- Read through these important things to consider when buying a house in Australia
What are my rental rights in Australia?
As an international student in Australia, you have the exact same rights as a local resident. If you decide to live in a private rental during your time in Australia, it pays to know your rights as a renter so you can protect yourself against potential issues and disputes.
- Read through 7 tips for protecting yourself while renting in Australia
- Understand the risk of exploitation in the rental market and where to find help
- Familiarise yourself with common rental scams so you can keep yourself safe
Where can I find emergency housing during COVID-19?
You can find a range of emergency accommodation support on our COVID-19 Student Support Directory.
The Australian Homestay Network (AHN) has just launched a new, Australia-wide program called the International Student Support Network (ISSN) to help vulnerable international students access accommodation during this time. You can read more about this service here.
For more information on your rental rights, visit the following websites:
- VIC – Consumer Affairs Victoria
- NSW – NSW Fair Trading and Tenants Advice & Advocacy Services NSW
- QLD – Tenants Queensland and Residential Tenancies Authority
- WA – WA Department of Commerce and Tenancy WA
- SA – Consumer and Business Services (CBS) and Tenants Information and Advisory Service
- TAS – The Tenants’ Union of Tasmania and Consumer Affairs and Trading
- NT – Tenants’ Advice Service and Consumer Affairs Northern Territory
- ACT – Tenants’ Advice Service

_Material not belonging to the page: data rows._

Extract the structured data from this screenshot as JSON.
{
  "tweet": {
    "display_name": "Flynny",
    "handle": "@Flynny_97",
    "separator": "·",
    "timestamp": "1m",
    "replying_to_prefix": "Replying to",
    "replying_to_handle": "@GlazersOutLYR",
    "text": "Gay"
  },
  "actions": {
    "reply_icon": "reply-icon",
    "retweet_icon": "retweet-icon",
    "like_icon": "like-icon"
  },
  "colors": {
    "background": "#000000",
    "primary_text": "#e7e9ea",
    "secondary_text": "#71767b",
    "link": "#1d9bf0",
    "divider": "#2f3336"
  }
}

Your state or territory study body are also a good source for information about international student accommodation in Australia: